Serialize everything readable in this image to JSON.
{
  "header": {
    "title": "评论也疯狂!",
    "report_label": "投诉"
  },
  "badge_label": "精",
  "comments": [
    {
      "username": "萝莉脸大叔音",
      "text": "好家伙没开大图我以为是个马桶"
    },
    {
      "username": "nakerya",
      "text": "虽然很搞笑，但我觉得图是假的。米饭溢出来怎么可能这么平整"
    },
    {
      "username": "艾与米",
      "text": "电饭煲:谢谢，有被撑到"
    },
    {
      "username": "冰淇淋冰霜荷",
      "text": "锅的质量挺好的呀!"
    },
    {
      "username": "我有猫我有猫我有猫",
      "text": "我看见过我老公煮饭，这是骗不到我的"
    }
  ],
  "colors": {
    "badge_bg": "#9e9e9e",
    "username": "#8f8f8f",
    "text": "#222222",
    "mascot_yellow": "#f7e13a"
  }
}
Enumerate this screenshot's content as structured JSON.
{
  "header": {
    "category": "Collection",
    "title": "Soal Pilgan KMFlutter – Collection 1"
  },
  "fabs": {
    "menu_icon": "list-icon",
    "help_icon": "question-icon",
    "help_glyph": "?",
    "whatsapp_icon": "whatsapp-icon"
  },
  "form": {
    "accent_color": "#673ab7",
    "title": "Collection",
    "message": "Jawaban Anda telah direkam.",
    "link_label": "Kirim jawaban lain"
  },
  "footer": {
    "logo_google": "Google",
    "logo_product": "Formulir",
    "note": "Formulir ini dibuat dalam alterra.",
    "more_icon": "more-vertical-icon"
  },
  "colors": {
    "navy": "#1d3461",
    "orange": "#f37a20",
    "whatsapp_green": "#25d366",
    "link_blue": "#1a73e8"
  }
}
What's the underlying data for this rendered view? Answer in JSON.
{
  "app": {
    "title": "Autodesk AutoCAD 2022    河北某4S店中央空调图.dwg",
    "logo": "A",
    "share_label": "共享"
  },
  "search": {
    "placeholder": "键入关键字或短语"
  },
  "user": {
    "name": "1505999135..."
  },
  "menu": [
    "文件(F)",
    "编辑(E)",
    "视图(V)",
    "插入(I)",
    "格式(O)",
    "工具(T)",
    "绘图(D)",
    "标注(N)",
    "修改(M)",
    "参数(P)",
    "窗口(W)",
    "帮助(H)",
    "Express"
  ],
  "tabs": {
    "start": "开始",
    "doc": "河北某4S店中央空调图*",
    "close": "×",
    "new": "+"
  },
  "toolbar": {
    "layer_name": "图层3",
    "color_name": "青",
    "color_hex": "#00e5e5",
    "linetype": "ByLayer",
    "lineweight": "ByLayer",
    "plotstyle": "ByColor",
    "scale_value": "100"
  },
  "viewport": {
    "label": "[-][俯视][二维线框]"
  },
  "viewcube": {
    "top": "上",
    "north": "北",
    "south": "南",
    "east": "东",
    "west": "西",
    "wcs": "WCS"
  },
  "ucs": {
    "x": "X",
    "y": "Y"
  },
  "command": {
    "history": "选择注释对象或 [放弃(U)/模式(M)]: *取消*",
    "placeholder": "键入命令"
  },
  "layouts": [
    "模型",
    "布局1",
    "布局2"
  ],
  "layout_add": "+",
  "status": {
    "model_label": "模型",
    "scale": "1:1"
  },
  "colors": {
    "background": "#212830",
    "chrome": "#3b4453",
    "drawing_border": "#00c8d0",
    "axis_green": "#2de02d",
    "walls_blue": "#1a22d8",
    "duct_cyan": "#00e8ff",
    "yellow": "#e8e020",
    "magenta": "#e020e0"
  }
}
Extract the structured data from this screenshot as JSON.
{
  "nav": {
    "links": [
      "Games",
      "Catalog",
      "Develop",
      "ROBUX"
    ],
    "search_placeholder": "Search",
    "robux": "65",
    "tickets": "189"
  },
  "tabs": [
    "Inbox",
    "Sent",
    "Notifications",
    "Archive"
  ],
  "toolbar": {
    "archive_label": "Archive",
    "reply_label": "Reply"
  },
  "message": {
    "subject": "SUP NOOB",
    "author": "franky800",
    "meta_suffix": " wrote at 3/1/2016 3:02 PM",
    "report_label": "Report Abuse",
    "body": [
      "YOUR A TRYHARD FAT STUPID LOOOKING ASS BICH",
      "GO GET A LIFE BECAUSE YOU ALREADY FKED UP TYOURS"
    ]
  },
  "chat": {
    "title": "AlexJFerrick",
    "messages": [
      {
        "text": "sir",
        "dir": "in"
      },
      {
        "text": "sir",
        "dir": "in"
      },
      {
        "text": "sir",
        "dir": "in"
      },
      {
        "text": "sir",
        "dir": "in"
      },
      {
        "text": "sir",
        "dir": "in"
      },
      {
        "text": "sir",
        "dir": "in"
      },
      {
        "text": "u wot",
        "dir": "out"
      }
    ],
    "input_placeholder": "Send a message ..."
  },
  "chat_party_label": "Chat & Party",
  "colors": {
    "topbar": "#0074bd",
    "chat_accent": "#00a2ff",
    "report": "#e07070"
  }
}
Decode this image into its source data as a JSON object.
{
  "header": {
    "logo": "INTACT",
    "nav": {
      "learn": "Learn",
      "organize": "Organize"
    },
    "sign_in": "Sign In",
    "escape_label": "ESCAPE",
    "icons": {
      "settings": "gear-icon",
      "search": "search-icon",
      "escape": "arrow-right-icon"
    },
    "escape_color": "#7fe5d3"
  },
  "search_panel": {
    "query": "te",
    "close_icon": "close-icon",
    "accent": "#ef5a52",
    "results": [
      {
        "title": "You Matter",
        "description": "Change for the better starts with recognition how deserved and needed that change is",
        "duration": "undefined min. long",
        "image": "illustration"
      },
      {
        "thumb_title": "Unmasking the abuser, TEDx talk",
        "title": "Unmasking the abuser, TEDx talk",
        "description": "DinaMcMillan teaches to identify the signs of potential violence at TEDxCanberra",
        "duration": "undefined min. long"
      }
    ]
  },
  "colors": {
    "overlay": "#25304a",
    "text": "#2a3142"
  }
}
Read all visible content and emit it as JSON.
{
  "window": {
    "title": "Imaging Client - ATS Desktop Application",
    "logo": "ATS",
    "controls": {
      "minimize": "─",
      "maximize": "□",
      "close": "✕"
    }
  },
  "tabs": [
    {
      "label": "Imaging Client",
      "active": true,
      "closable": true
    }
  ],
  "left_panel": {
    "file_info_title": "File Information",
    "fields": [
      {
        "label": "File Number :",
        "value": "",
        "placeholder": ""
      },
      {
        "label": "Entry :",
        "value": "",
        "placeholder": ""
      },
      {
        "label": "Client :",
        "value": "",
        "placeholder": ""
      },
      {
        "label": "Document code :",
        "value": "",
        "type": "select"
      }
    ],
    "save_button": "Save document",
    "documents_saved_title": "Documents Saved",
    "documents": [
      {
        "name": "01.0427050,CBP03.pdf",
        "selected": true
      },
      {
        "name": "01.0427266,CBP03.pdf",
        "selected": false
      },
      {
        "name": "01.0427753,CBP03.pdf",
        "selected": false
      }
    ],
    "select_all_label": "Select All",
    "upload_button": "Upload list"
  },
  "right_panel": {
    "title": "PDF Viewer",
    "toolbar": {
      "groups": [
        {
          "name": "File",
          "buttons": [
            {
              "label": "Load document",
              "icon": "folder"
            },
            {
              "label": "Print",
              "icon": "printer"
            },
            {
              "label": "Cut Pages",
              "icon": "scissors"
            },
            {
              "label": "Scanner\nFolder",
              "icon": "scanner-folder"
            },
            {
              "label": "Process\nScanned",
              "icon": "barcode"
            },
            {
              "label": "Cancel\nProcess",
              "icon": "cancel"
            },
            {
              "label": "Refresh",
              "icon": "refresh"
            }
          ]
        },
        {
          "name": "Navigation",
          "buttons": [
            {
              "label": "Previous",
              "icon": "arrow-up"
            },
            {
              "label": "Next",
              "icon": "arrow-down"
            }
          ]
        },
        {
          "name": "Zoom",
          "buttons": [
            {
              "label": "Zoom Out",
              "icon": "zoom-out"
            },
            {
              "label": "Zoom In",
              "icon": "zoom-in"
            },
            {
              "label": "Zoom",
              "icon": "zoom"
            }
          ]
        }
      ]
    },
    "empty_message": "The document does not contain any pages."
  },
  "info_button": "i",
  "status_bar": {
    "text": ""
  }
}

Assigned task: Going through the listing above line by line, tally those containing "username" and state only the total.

Answer to this problem: 6